The following subsections will show you how to fill out each of the tabs you see in this template — Twitter, Facebook, LinkedIn, Instagram, and Pinterest.
The tab Monthly Planning Calendar provides an overall snapshot of your monthly social media campaigns. It’ll help you coordinate with other stakeholders and keep all the moving parts in order. Here’s what it looks like:
There are three sections to take note of when you edit this template. First, the color-coding key. Each color represents a type of content or campaign you might coordinate, like ebooks, webinars, blog posts, product launches, and so on. Though only some of these might be relevant to you, they’re just the beginning of what you may want to include here — so be sure to add and remove categories that align with your own types of content.
The other two sections you’ll need to edit are the Month and Year at the top of the calendar, as well as the cells below each day of the week. In those cells, you should enter the type of content you’ll be promoting that day and color-code it to align with the campaign it’s supporting.
Instead of deleting all the content in this spreadsheet each month, I recommend copying this worksheet twelve times over and creating a separate sheet for each month. (If that gets to be too overwhelming, you can always save those tabs as a separate workbook.)
Alright, now let’s get to the social media content part of the calendar. For the sake of this blog post, we’ll use Twitter as an example, but these steps will work for each social channel tab in the template.
Let’s say you want to add some tweets to your scheduling template. Scroll over to the Twitter Updates tab in the content calendar spreadsheet, where you’ll see this:
Finally, in the Image column, attach the tweet’s image (if you have one). For Twitter, we recommend images that are 1200 x 670 pixels.
If you’re having trouble attaching your image to the spreadsheet, follow these steps:
Step 1: Click on the cell where you’d like to place your image.
Step 3: In the Insert image window, choose the option your photo will come from. In this example, we uploaded an image from our computer.
Whether you use this spreadsheet to plan your content or upload it to a third-party app, you’ll still need to supplement these updates with on-the-fly content. Breaking news hits? Whip up a quick update to share it with your network. Did someone in your network tweet something interesting? Give it a retweet with some commentary. Got a fascinating comment on one of your updates? Respond with a “thank you” for their interaction.
Finally, we encourage you to experiment with your social media publishing.

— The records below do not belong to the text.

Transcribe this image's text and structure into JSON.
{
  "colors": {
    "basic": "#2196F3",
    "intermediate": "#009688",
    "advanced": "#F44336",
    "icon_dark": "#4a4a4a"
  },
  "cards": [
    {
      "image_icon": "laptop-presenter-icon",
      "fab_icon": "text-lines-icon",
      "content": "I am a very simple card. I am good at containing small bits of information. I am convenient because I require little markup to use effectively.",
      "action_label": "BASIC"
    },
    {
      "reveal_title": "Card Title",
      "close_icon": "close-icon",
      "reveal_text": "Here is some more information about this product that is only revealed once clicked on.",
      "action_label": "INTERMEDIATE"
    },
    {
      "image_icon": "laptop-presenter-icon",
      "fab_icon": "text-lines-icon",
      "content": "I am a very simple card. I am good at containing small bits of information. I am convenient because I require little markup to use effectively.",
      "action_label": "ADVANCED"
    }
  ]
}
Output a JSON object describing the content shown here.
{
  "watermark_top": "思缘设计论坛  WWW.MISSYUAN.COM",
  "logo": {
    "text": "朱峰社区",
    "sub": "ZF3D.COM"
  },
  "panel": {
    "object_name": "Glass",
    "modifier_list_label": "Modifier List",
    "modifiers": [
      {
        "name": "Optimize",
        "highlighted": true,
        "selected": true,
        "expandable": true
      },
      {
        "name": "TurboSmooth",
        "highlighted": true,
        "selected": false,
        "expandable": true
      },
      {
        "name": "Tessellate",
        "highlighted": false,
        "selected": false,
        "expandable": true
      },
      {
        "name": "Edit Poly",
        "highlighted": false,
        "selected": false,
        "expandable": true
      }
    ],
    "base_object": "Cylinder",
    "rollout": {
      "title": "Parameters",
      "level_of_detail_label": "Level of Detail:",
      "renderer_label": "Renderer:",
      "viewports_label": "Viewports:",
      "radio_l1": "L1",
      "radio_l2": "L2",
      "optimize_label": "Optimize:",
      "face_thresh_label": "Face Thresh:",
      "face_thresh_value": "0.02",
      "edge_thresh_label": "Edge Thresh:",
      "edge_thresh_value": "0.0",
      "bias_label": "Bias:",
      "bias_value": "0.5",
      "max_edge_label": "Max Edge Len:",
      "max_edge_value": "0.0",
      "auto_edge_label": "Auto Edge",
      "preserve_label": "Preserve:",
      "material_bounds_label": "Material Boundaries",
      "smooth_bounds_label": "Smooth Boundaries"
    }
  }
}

This template provides publishing dates and times for each social network, but you may find those are way too many updates for you to fill, or perhaps too infrequent for your booming social presence. If this is the case, you should adjust your social media publishing frequency as needed.
Now that you’ve got the ins and outs of a social media content calendar, download the one below for free and start planning your content.
Editor’s note: This post was originally published in January 2020 and has been updated for comprehensiveness.